On 16 January 1926, BBC Radio interrupted a broadcast of a speech from Edinburgh to give a special announcement: an angry mob of unemployed workers was running amok in London, looting and destroying everything in sight. Listeners were stunned. Anxiously they gathered around their radios as the alarming reports continued, informing them that the National Gallery had been sacked, the Savoy Hotel blown up, and the Houses of Parliament were being attacked with trench mortars:
The clock tower 320 feet in height has just fallen to the ground, together with the famous clock, Big Ben... Fresh reports announce that the crowd has secured the person of Mr. Wurtherspoon, the minister of traffic, who was attempting to make his escape in disguise. He has now been hanged from a lamppost in Vauxhall.
The news was accompanied by the sounds of a mob in the background and explosions in the distance. At this point some members of the audience began to panic. Listeners in London rushed out into the streets in an attempt to flee the city, while those outside the city phoned the authorities and newspapers to find out what was going on. Puzzled officials who swore that nothing was happening did little to placate the callers who swore back that something had to be occurring, because they had heard it on the radio.
The New York Times, January 18, 1926
Eventually, long after the situation had gotten well out of hand, the BBC eased tensions by reminding the audience that the events they had heard were part of Father Ronald Knox's comic skit titled "Broadcasting the Barricades" in which he simulated news bulletins about an imaginary "red riot." The BBC made the following announcement:
Some listeners, who heard only part of Rev. Father Knox's talk at 7:40 this evening, did not realize the humorous innuendoes underlying his imaginary news items, and have unease as to the fate of London, Big Ben and other places and objects mentioned in the talk.
As a matter of fact, the preliminary announcement stated that the talk was a skit on broadcasting, and the whole talk was, of course, a burlesque, and we hope that any listeners who did not realize it will accept our sincere apologies for any uneasiness caused.
London is safe. Big Ben is still chiming, and all is well.
Father Ronald Knox
Part of the reason why so many people mistook the broadcast for actual news was the political context of the times. The Russian Revolution of 1917 was still a relatively recent event, fresh in people's minds. So when listeners heard the report of workers running amok in London, it seemed believable that what had happened in Russia might now be happening in the United Kingdom, especially if they had missed the beginning of the broadcast.
Civil unrest was a real possibility at the time of Father Knox's broadcast.
Here police charge at striking workers in South London, May 1926.
Of course, most people did realize it was a burlesque and were able to enjoy the comically incongruous parts of the broadcast, such as the detail about the leader of the mob, Mr. Popplebury, who was also "secretary of the National Movement for Abolishing Theater Queues."

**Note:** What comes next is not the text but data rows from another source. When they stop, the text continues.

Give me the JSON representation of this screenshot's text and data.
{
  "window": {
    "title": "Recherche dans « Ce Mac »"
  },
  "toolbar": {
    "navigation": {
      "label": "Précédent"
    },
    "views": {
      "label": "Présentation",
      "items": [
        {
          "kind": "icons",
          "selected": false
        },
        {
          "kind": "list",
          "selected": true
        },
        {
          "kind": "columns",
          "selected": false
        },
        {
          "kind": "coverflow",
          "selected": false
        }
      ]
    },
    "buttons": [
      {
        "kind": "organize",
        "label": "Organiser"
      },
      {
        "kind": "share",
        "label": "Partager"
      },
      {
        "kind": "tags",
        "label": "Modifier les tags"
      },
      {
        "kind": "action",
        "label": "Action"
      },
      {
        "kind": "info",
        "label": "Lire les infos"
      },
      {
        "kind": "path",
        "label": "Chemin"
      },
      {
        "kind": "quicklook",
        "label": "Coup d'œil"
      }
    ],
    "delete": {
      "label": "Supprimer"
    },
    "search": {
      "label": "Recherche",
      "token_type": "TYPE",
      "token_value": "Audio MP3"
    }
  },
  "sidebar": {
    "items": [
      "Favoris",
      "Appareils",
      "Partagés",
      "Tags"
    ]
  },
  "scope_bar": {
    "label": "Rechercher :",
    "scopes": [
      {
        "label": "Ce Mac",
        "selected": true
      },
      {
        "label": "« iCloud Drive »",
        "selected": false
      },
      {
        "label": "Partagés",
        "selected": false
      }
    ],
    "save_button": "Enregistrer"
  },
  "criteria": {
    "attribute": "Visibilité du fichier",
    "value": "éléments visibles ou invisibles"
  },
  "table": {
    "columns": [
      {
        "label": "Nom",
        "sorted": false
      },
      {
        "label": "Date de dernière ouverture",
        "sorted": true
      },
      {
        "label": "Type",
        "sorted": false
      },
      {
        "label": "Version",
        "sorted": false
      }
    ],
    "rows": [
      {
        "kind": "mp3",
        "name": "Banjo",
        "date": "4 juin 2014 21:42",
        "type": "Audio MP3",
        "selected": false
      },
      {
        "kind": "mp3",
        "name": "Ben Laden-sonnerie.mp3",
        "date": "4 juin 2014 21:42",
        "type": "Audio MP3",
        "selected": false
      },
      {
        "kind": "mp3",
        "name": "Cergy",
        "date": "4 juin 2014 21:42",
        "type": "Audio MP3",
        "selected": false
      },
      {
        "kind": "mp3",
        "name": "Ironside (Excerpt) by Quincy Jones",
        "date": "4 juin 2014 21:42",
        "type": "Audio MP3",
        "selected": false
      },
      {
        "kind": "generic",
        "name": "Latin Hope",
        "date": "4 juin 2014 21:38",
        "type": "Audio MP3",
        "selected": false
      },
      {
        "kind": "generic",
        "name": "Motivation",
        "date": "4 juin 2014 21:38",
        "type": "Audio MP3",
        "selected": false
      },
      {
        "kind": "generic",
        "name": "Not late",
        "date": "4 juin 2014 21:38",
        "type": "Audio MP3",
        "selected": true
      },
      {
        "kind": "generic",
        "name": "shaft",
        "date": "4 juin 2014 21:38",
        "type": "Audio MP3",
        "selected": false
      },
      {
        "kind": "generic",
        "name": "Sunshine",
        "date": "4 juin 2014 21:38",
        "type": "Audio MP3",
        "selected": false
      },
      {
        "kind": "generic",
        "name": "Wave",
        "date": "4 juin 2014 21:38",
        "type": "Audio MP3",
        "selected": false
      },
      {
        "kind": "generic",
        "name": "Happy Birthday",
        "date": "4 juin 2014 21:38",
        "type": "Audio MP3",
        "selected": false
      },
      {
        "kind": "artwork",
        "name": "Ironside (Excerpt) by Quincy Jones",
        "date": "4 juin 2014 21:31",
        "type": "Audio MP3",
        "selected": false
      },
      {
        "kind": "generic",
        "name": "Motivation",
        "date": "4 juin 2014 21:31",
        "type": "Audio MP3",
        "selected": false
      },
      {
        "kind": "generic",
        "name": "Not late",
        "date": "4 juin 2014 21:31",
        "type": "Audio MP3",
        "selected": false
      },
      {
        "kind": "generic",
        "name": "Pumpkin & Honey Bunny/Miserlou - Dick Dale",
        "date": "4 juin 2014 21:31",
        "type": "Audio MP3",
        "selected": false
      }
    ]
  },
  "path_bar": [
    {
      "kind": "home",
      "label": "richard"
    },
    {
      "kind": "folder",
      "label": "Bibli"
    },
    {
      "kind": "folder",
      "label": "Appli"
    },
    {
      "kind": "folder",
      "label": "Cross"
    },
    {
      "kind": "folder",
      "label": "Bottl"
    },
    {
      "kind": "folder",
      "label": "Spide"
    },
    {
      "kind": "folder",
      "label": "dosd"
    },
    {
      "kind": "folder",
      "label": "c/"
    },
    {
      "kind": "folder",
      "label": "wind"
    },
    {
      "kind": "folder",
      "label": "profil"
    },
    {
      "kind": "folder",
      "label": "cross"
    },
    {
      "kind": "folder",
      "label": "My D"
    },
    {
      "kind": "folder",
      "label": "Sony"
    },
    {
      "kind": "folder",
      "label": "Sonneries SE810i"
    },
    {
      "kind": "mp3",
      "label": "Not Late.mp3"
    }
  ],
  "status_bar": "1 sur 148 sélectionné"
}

Nevertheless, the broadcast caused widespread confusion and concern throughout Great Britian. The telephone exchange at the Savoy reported receiving over 200 inquiries, some from as far away as Manchester and New Castle, asking if the hotel was in ruins, and in some small towns the police reported that they were still receiving anxious calls about the fate of London the next morning.
Links and References
"England fooled by radio burlesque." (Apr 25, 1926). The Sioux City Sunday Journal.